I had a terrific time along with my fellow panelists.
September 20, 2015
The discussion to now:
Resource Efficiency vs. Flow Efficiency, Part 1: Seeing Your System
Resource Efficiency vs. Flow Efficiency, Part 2: Effect on People
Resource Efficiency vs. Flow Efficiency, Part 3: Managing Performance
Resource Efficiency vs. Flow Efficiency, Part 4: Defining Accountability
When you move from resource efficiency (experts and handoffs from expert to expert) to flow efficiency (team works together to finish work), everything changes.
The time that people spend multitasking should decrease or go to zero because the team works together to finish features. The team will recognize when they are done—really done—with a feature. You don’t have the “It’s all done except for…” problem.
Managers don’t need to manage performance. They manage the system, the environment that makes it possible for people to perform their best. Managers help equip teams to manage their own performance.
The team is accountable, not a person. That increases the likelihood that the team will estimate well and that the team delivers what they promised.
If you are transitioning to agile, and you have not seen these things occur, perform a retrospective. Set aside at least two hours and understand your particular challenges. I like Agile Retrospectives: Making Good Teams Great, Getting Value out of Agile Retrospectives – A Toolbox of Retrospective Exercises, and The Retrospective Handbook: A Guide for Agile Teams for creating a retrospective that will work for you. You have unique challenges. Learn about them so you can address them.

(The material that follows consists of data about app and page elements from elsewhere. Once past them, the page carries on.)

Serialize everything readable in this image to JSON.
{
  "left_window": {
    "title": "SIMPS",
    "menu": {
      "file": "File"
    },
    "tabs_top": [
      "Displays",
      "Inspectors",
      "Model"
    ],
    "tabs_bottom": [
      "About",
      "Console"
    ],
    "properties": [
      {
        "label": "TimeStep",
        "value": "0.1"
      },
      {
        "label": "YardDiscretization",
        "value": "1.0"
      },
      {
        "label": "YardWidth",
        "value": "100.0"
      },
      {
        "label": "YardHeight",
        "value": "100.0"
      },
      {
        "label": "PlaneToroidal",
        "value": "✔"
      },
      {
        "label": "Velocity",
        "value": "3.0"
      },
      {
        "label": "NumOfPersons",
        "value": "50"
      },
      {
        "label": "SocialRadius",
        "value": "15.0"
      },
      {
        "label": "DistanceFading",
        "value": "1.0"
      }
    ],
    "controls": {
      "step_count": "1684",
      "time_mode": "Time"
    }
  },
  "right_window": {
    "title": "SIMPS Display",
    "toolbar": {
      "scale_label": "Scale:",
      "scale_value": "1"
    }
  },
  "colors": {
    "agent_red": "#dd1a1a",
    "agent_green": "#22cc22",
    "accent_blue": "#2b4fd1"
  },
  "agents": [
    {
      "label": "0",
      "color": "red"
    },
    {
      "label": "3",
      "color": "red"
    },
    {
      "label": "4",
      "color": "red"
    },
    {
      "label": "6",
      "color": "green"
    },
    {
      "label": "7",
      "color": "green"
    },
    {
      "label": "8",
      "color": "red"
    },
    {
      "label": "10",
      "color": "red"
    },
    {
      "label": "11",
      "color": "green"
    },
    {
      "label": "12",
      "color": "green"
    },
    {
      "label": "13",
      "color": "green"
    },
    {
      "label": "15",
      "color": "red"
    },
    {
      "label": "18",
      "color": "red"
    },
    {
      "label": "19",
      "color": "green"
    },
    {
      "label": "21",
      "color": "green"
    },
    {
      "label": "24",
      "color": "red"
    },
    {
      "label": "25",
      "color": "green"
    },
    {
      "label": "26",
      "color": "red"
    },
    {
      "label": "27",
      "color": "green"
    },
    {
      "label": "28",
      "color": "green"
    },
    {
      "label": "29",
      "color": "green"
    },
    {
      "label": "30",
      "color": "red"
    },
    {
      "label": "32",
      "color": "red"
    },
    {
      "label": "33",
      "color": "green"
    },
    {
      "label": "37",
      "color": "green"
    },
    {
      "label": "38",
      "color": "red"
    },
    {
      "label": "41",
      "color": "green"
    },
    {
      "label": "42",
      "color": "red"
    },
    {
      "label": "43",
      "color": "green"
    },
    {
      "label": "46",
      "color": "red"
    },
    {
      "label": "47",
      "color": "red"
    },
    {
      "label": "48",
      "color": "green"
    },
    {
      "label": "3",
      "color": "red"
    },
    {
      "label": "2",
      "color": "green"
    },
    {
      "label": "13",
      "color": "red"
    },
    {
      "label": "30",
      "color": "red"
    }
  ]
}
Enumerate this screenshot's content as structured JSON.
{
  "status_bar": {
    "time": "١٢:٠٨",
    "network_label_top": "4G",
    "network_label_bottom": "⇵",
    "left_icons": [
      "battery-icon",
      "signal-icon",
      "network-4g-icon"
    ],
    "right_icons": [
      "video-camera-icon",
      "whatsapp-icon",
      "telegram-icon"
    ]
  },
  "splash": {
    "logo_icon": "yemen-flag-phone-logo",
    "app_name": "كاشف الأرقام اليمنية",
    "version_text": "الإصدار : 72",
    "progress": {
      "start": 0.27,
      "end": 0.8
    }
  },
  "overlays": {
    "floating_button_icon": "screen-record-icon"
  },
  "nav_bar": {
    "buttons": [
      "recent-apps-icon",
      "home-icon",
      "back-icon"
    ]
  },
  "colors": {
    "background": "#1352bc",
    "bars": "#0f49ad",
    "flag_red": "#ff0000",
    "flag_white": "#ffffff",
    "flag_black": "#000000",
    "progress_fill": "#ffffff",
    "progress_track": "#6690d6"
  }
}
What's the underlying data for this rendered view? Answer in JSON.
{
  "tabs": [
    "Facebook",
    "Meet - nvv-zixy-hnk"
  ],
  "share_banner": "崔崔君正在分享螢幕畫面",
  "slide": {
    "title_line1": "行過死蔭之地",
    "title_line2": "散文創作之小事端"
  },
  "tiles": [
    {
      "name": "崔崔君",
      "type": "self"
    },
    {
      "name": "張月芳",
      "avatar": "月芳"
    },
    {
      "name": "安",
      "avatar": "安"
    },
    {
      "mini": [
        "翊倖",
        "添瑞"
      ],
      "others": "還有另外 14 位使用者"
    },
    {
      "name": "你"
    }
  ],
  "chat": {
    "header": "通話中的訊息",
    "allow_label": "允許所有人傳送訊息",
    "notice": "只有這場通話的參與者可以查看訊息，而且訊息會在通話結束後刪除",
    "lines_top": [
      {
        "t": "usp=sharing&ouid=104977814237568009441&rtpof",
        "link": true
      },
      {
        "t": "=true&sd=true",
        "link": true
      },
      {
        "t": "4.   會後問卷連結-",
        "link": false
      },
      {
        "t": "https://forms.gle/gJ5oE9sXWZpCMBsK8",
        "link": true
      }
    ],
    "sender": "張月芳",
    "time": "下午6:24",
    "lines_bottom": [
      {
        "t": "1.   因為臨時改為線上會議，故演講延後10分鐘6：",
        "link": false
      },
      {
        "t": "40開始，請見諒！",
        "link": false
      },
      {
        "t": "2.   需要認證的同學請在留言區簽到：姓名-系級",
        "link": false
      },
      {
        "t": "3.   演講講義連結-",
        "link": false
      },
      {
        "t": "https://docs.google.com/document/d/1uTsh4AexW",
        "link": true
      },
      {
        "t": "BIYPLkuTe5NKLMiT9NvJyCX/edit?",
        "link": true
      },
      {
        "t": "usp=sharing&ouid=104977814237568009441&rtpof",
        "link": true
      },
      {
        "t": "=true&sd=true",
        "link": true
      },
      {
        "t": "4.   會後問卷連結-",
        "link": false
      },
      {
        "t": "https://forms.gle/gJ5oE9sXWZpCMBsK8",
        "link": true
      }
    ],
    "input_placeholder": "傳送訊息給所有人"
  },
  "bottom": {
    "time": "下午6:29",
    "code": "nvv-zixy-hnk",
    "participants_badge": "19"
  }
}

I hope you enjoyed this series. Let me know if you have questions or comments.